Kunle Ifesanya tells of his Detroit experience while Delphine Regnauld of France listens.

As the poster child for industrial decline , Detroit has become a favorite subject of study and dissection. It can be exhausting. But one of the benefits of the renewed interest in Detroit is that the city has the potential to benefit from all of the bright minds thinking about what has happened here, and what’s going to happen next.  

In mid-June, 2010, Data Driven Detroit hosted about a half-dozen such bright minds, all Urban Heritage Ph.D. students from Bauhaus University in Weimar, Germany. They came from all parts of the world—China, France, Armenia, Hong Kong and Nigeria—to live in a house on Moran St. in Hamtramck, near the Detroit border. They planned to stay for about ten days, exploring the area, learning from the community and conducting interviews to fuel their research.  

I was struck by the disciplines they were bringing to the table: architecture, environmental studies, sociology and urban studies. They were all clear how these disciplines affect the lifeblood of cities. They hoped to learn from Detroit, but also to leave something behind to further Detroit’s comeback.  

The project is being coordinated by Kerstin Neimann, a Hamburg, Germany student of applied cultural science, who has bought a house on Moran St. to use as a “research residency.” The project is called FILTER Detroit, a cultural exchange between the artists and academics who visit and the immediate neighborhood. Once the academics conclude their studies, their work will be used by the College for Creative Studies to create a project that responds to a community need.  

FILTER Detroit's house on Moran St.

“We need data to provide insight to our work,” said Neimann. “Without good information about the area, we would have to get it on our own, without knowing whether or not what we’re finding is accurate.” 

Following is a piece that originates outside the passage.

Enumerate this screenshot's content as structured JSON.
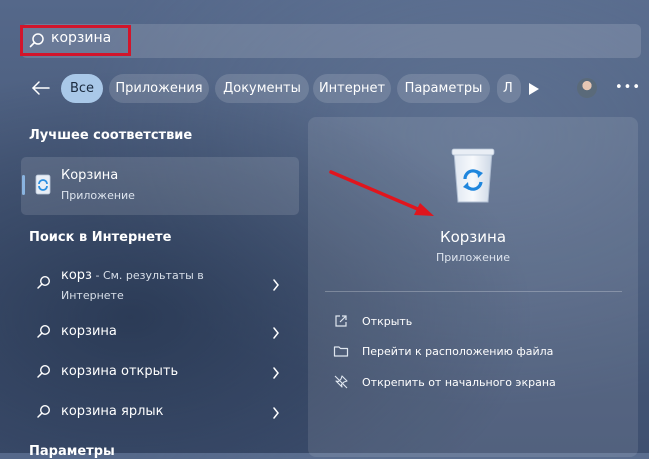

That’s where Data Driven Detroit came in. During a two-hour meeting, we were able to hear their ideas about urban heritage, while sharing demographic data about the area surrounding the house on Moran. From the beginning of the meeting, it was evident how differently they viewed urban areas, which are often considered the center of social, economic and political life. 

“Our cities aren’t the powerful entities that they are in Europe,” said D3’s Data Manager, Gregory Parrish. “We’re more interested in sprawl and suburbanization. Even our cities are suburban styled—single family homes and spread out.” 

“Maybe Hamtramck has a lesson for Detroit,” offered Lagos native, Kunle Ifesanya. “It’s more dense and efficient. There seems to be more of a sense of community identity, and it’s more walkable.” 

Ifesanya shared a fascinating story about his experience walking down streets in Lagos versus Detroit. In Detroit, he purposely walked into a group of large men to “see what would happen.” 

“They were friendly and asked me questions,” he said. “This would not have been the same in Lagos. It makes me wonder if the description of crime in Detroit is true.”  

Ultimately, the researchers will give their results to students at the College for Creative Studies. Supervised by Susan La Porte and Doug Kisor, the chair of CCS’ graphic design department, they will fashion a project that will leave behind a “living archive” of what the students discovered during their stay here.     

 “We’re keenly interested in connecting our students with students from other cultures who have different ways of looking at the world,” said Kisor. His students have participated in projects like Design Ignites Change 

Kurt Metzger shares data about Detroit with Bauhaus University students.

, which encourages students to apply design to urban environments to affect change.  

It will be interesting to see what kind of long-term projects evolve in the collaboration between CCS and the FILTER Detroit project. It’s one of the gifts of being at a place like Data Driven Detroit. We get to see how creative minds can use our data to directly affect lives on both a local and global scale.